What to produce => Which lines of the entries contain the word "SmartArt"? Please list them.

Records =>
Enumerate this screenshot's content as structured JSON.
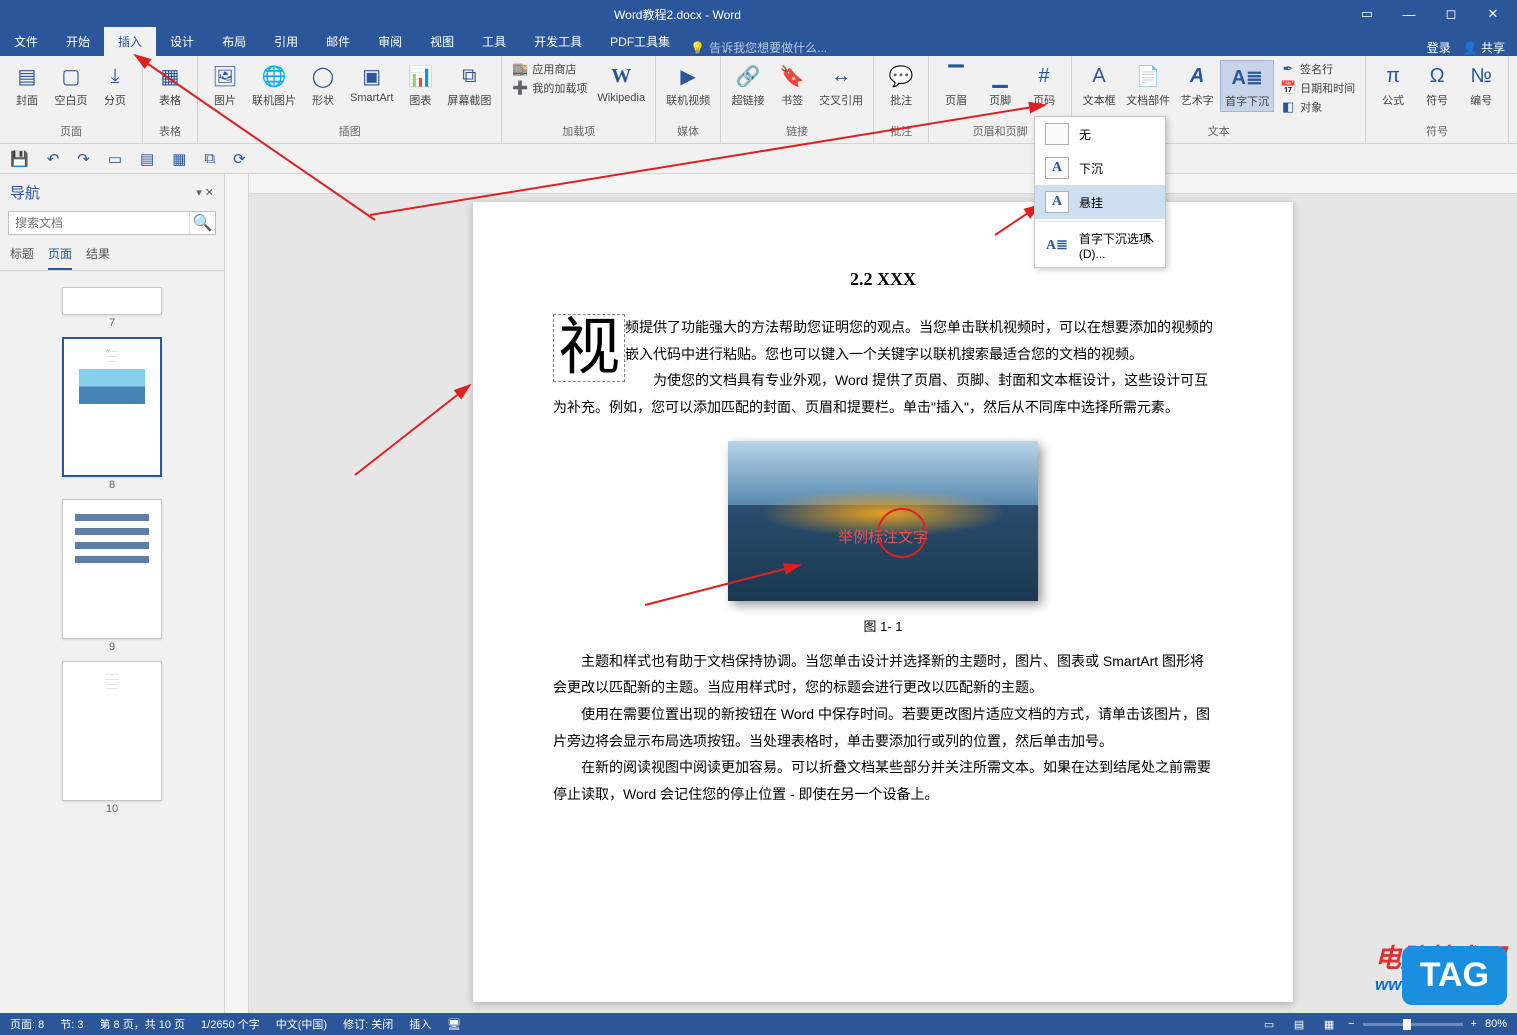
{
  "title_bar": {
    "title": "Word教程2.docx - Word"
  },
  "menu": {
    "tabs": [
      "文件",
      "开始",
      "插入",
      "设计",
      "布局",
      "引用",
      "邮件",
      "审阅",
      "视图",
      "工具",
      "开发工具",
      "PDF工具集"
    ],
    "active_index": 2,
    "tell_me": "告诉我您想要做什么...",
    "login": "登录",
    "share": "共享"
  },
  "ribbon": {
    "groups": [
      {
        "label": "页面",
        "items": [
          "封面",
          "空白页",
          "分页"
        ]
      },
      {
        "label": "表格",
        "items": [
          "表格"
        ]
      },
      {
        "label": "插图",
        "items": [
          "图片",
          "联机图片",
          "形状",
          "SmartArt",
          "图表",
          "屏幕截图"
        ]
      },
      {
        "label": "加载项",
        "items": [
          "应用商店",
          "我的加载项",
          "Wikipedia"
        ]
      },
      {
        "label": "媒体",
        "items": [
          "联机视频"
        ]
      },
      {
        "label": "链接",
        "items": [
          "超链接",
          "书签",
          "交叉引用"
        ]
      },
      {
        "label": "批注",
        "items": [
          "批注"
        ]
      },
      {
        "label": "页眉和页脚",
        "items": [
          "页眉",
          "页脚",
          "页码"
        ]
      },
      {
        "label": "文本",
        "items": [
          "文本框",
          "文档部件",
          "艺术字",
          "首字下沉"
        ],
        "side": [
          "签名行",
          "日期和时间",
          "对象"
        ]
      },
      {
        "label": "符号",
        "items": [
          "公式",
          "符号",
          "编号"
        ]
      }
    ]
  },
  "dropmenu": {
    "items": [
      "无",
      "下沉",
      "悬挂"
    ],
    "hover_index": 2,
    "options": "首字下沉选项(D)..."
  },
  "nav": {
    "title": "导航",
    "search_placeholder": "搜索文档",
    "tabs": [
      "标题",
      "页面",
      "结果"
    ],
    "active_tab": 1,
    "pages": [
      "7",
      "8",
      "9",
      "10"
    ],
    "selected": "8"
  },
  "doc": {
    "heading": "2.2 XXX",
    "dropcap": "视",
    "para1": "频提供了功能强大的方法帮助您证明您的观点。当您单击联机视频时，可以在想要添加的视频的嵌入代码中进行粘贴。您也可以键入一个关键字以联机搜索最适合您的文档的视频。",
    "para2": "为使您的文档具有专业外观，Word 提供了页眉、页脚、封面和文本框设计，这些设计可互为补充。例如，您可以添加匹配的封面、页眉和提要栏。单击\"插入\"，然后从不同库中选择所需元素。",
    "fig_overlay": "举例标注文字",
    "fig_caption": "图 1- 1",
    "para3": "主题和样式也有助于文档保持协调。当您单击设计并选择新的主题时，图片、图表或 SmartArt 图形将会更改以匹配新的主题。当应用样式时，您的标题会进行更改以匹配新的主题。",
    "para4": "使用在需要位置出现的新按钮在 Word 中保存时间。若要更改图片适应文档的方式，请单击该图片，图片旁边将会显示布局选项按钮。当处理表格时，单击要添加行或列的位置，然后单击加号。",
    "para5": "在新的阅读视图中阅读更加容易。可以折叠文档某些部分并关注所需文本。如果在达到结尾处之前需要停止读取，Word 会记住您的停止位置 - 即使在另一个设备上。"
  },
  "status": {
    "page": "页面: 8",
    "section": "节: 3",
    "page_of": "第 8 页，共 10 页",
    "words": "1/2650 个字",
    "lang": "中文(中国)",
    "track": "修订: 关闭",
    "mode": "插入",
    "zoom": "80%"
  },
  "watermark": {
    "line1": "电脑技术网",
    "line2": "www.tagxp.com",
    "tag": "TAG"
  }
}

Answer box =>
          "SmartArt",
    "para3": "主题和样式也有助于文档保持协调。当您单击设计并选择新的主题时，图片、图表或 SmartArt 图形将会更改以匹配新的主题。当应用样式时，您的标题会进行更改以匹配新的主题。",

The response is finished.